--- START ---
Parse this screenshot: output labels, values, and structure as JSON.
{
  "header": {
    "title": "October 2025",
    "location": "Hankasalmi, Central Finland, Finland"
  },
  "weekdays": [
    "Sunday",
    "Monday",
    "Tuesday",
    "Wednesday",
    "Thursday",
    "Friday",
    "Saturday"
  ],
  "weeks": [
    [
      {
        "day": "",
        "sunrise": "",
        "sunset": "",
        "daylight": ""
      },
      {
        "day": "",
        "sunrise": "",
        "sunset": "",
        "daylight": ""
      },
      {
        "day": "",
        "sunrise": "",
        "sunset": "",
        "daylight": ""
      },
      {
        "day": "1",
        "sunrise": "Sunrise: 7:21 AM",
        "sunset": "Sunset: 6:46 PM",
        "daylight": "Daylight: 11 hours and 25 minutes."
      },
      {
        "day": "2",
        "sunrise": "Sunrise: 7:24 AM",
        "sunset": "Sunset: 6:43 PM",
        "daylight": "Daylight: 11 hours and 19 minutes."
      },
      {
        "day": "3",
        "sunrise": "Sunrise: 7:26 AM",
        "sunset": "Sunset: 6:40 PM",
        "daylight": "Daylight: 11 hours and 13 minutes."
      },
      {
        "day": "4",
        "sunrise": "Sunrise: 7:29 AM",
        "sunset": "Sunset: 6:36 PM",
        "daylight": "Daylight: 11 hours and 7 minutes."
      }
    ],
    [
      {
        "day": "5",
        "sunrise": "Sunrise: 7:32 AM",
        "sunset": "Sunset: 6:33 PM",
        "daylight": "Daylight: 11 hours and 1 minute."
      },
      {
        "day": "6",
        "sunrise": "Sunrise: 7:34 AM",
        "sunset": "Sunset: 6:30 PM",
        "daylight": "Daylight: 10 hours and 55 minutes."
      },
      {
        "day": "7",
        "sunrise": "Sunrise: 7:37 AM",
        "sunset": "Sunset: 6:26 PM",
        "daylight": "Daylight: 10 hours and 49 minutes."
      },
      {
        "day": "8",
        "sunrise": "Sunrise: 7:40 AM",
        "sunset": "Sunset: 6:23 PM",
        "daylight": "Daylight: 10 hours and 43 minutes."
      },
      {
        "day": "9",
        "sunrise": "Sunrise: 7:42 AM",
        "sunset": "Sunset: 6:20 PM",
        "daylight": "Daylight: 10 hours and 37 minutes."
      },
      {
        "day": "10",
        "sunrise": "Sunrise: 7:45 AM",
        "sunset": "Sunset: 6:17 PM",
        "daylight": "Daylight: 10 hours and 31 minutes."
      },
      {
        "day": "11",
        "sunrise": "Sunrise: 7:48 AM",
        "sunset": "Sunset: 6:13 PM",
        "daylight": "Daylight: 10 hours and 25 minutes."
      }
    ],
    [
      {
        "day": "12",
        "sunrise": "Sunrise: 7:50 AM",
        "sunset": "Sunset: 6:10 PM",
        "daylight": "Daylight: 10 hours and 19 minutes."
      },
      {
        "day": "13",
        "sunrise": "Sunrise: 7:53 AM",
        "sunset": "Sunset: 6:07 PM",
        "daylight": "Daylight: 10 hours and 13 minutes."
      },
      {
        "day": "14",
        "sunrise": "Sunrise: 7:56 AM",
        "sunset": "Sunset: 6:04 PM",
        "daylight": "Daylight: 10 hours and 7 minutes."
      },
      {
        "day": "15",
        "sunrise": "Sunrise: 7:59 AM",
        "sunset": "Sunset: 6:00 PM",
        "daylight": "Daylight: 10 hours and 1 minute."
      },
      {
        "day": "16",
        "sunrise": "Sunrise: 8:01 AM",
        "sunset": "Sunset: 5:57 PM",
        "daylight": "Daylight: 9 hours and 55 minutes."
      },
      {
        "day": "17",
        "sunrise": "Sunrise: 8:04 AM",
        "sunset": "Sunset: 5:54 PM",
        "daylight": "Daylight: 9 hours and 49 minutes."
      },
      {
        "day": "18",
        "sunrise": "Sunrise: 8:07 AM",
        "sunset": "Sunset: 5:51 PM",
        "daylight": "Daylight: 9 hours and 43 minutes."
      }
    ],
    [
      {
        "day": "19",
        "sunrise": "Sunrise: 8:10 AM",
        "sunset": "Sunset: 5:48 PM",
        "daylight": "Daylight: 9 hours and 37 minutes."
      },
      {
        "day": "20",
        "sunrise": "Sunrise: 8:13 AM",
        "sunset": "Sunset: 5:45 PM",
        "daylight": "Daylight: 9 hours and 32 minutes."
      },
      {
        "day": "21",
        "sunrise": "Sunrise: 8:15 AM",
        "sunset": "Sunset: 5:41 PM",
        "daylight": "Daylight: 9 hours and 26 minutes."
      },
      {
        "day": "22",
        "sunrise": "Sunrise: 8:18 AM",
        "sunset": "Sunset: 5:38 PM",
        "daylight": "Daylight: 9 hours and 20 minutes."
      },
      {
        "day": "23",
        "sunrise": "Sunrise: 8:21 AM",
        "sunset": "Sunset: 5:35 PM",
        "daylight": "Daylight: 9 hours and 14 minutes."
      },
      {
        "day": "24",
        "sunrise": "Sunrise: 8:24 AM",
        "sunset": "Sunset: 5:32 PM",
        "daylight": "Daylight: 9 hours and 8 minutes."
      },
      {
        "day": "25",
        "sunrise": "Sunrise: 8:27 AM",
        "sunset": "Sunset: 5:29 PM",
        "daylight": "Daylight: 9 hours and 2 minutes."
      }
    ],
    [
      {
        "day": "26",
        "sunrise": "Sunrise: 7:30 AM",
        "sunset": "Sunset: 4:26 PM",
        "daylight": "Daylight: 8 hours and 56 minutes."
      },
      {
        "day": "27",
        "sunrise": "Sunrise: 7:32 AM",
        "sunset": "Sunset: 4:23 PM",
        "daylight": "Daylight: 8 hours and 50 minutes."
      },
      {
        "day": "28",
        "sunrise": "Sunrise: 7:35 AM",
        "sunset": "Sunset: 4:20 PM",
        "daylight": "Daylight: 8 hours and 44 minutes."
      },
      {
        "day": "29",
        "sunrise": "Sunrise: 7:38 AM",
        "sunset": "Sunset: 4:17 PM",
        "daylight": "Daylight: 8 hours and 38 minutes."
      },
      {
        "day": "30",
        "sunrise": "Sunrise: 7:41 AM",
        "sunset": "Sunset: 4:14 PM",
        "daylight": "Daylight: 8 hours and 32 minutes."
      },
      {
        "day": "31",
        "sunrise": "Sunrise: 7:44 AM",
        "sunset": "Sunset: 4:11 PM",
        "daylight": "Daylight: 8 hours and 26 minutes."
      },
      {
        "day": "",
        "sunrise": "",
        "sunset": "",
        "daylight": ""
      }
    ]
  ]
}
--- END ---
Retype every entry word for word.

Parse this screenshot: output labels, values, and structure as JSON.
{
  "header": {
    "title": "October 2025",
    "location": "Hankasalmi, Central Finland, Finland"
  },
  "weekdays": [
    "Sunday",
    "Monday",
    "Tuesday",
    "Wednesday",
    "Thursday",
    "Friday",
    "Saturday"
  ],
  "weeks": [
    [
      {
        "day": "",
        "sunrise": "",
        "sunset": "",
        "daylight": ""
      },
      {
        "day": "",
        "sunrise": "",
        "sunset": "",
        "daylight": ""
      },
      {
        "day": "",
        "sunrise": "",
        "sunset": "",
        "daylight": ""
      },
      {
        "day": "1",
        "sunrise": "Sunrise: 7:21 AM",
        "sunset": "Sunset: 6:46 PM",
        "daylight": "Daylight: 11 hours and 25 minutes."
      },
      {
        "day": "2",
        "sunrise": "Sunrise: 7:24 AM",
        "sunset": "Sunset: 6:43 PM",
        "daylight": "Daylight: 11 hours and 19 minutes."
      },
      {
        "day": "3",
        "sunrise": "Sunrise: 7:26 AM",
        "sunset": "Sunset: 6:40 PM",
        "daylight": "Daylight: 11 hours and 13 minutes."
      },
      {
        "day": "4",
        "sunrise": "Sunrise: 7:29 AM",
        "sunset": "Sunset: 6:36 PM",
        "daylight": "Daylight: 11 hours and 7 minutes."
      }
    ],
    [
      {
        "day": "5",
        "sunrise": "Sunrise: 7:32 AM",
        "sunset": "Sunset: 6:33 PM",
        "daylight": "Daylight: 11 hours and 1 minute."
      },
      {
        "day": "6",
        "sunrise": "Sunrise: 7:34 AM",
        "sunset": "Sunset: 6:30 PM",
        "daylight": "Daylight: 10 hours and 55 minutes."
      },
      {
        "day": "7",
        "sunrise": "Sunrise: 7:37 AM",
        "sunset": "Sunset: 6:26 PM",
        "daylight": "Daylight: 10 hours and 49 minutes."
      },
      {
        "day": "8",
        "sunrise": "Sunrise: 7:40 AM",
        "sunset": "Sunset: 6:23 PM",
        "daylight": "Daylight: 10 hours and 43 minutes."
      },
      {
        "day": "9",
        "sunrise": "Sunrise: 7:42 AM",
        "sunset": "Sunset: 6:20 PM",
        "daylight": "Daylight: 10 hours and 37 minutes."
      },
      {
        "day": "10",
        "sunrise": "Sunrise: 7:45 AM",
        "sunset": "Sunset: 6:17 PM",
        "daylight": "Daylight: 10 hours and 31 minutes."
      },
      {
        "day": "11",
        "sunrise": "Sunrise: 7:48 AM",
        "sunset": "Sunset: 6:13 PM",
        "daylight": "Daylight: 10 hours and 25 minutes."
      }
    ],
    [
      {
        "day": "12",
        "sunrise": "Sunrise: 7:50 AM",
        "sunset": "Sunset: 6:10 PM",
        "daylight": "Daylight: 10 hours and 19 minutes."
      },
      {
        "day": "13",
        "sunrise": "Sunrise: 7:53 AM",
        "sunset": "Sunset: 6:07 PM",
        "daylight": "Daylight: 10 hours and 13 minutes."
      },
      {
        "day": "14",
        "sunrise": "Sunrise: 7:56 AM",
        "sunset": "Sunset: 6:04 PM",
        "daylight": "Daylight: 10 hours and 7 minutes."
      },
      {
        "day": "15",
        "sunrise": "Sunrise: 7:59 AM",
        "sunset": "Sunset: 6:00 PM",
        "daylight": "Daylight: 10 hours and 1 minute."
      },
      {
        "day": "16",
        "sunrise": "Sunrise: 8:01 AM",
        "sunset": "Sunset: 5:57 PM",
        "daylight": "Daylight: 9 hours and 55 minutes."
      },
      {
        "day": "17",
        "sunrise": "Sunrise: 8:04 AM",
        "sunset": "Sunset: 5:54 PM",
        "daylight": "Daylight: 9 hours and 49 minutes."
      },
      {
        "day": "18",
        "sunrise": "Sunrise: 8:07 AM",
        "sunset": "Sunset: 5:51 PM",
        "daylight": "Daylight: 9 hours and 43 minutes."
      }
    ],
    [
      {
        "day": "19",
        "sunrise": "Sunrise: 8:10 AM",
        "sunset": "Sunset: 5:48 PM",
        "daylight": "Daylight: 9 hours and 37 minutes."
      },
      {
        "day": "20",
        "sunrise": "Sunrise: 8:13 AM",
        "sunset": "Sunset: 5:45 PM",
        "daylight": "Daylight: 9 hours and 32 minutes."
      },
      {
        "day": "21",
        "sunrise": "Sunrise: 8:15 AM",
        "sunset": "Sunset: 5:41 PM",
        "daylight": "Daylight: 9 hours and 26 minutes."
      },
      {
        "day": "22",
        "sunrise": "Sunrise: 8:18 AM",
        "sunset": "Sunset: 5:38 PM",
        "daylight": "Daylight: 9 hours and 20 minutes."
      },
      {
        "day": "23",
        "sunrise": "Sunrise: 8:21 AM",
        "sunset": "Sunset: 5:35 PM",
        "daylight": "Daylight: 9 hours and 14 minutes."
      },
      {
        "day": "24",
        "sunrise": "Sunrise: 8:24 AM",
        "sunset": "Sunset: 5:32 PM",
        "daylight": "Daylight: 9 hours and 8 minutes."
      },
      {
        "day": "25",
        "sunrise": "Sunrise: 8:27 AM",
        "sunset": "Sunset: 5:29 PM",
        "daylight": "Daylight: 9 hours and 2 minutes."
      }
    ],
    [
      {
        "day": "26",
        "sunrise": "Sunrise: 7:30 AM",
        "sunset": "Sunset: 4:26 PM",
        "daylight": "Daylight: 8 hours and 56 minutes."
      },
      {
        "day": "27",
        "sunrise": "Sunrise: 7:32 AM",
        "sunset": "Sunset: 4:23 PM",
        "daylight": "Daylight: 8 hours and 50 minutes."
      },
      {
        "day": "28",
        "sunrise": "Sunrise: 7:35 AM",
        "sunset": "Sunset: 4:20 PM",
        "daylight": "Daylight: 8 hours and 44 minutes."
      },
      {
        "day": "29",
        "sunrise": "Sunrise: 7:38 AM",
        "sunset": "Sunset: 4:17 PM",
        "daylight": "Daylight: 8 hours and 38 minutes."
      },
      {
        "day": "30",
        "sunrise": "Sunrise: 7:41 AM",
        "sunset": "Sunset: 4:14 PM",
        "daylight": "Daylight: 8 hours and 32 minutes."
      },
      {
        "day": "31",
        "sunrise": "Sunrise: 7:44 AM",
        "sunset": "Sunset: 4:11 PM",
        "daylight": "Daylight: 8 hours and 26 minutes."
      },
      {
        "day": "",
        "sunrise": "",
        "sunset": "",
        "daylight": ""
      }
    ]
  ]
}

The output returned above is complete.